▶ **HOW TO COMPLETE THIS TASK**
Every entry needs to be printed exactly, please.

▶ **GIVEN INFORMATION**

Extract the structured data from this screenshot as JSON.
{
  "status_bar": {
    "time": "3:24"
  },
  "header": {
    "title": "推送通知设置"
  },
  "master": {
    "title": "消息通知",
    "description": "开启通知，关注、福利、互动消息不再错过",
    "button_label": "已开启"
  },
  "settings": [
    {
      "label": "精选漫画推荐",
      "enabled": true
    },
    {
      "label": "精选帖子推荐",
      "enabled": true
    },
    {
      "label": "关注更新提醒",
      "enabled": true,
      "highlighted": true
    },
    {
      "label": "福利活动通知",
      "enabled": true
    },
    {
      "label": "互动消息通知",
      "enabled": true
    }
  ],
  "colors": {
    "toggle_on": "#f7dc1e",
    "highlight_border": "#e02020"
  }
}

▶ **RESPONSE BELOW**
Extract the structured data from this screenshot as JSON.
{
  "status_bar": {
    "time": "3:24"
  },
  "header": {
    "title": "推送通知设置"
  },
  "master": {
    "title": "消息通知",
    "description": "开启通知，关注、福利、互动消息不再错过",
    "button_label": "已开启"
  },
  "settings": [
    {
      "label": "精选漫画推荐",
      "enabled": true
    },
    {
      "label": "精选帖子推荐",
      "enabled": true
    },
    {
      "label": "关注更新提醒",
      "enabled": true,
      "highlighted": true
    },
    {
      "label": "福利活动通知",
      "enabled": true
    },
    {
      "label": "互动消息通知",
      "enabled": true
    }
  ],
  "colors": {
    "toggle_on": "#f7dc1e",
    "highlight_border": "#e02020"
  }
}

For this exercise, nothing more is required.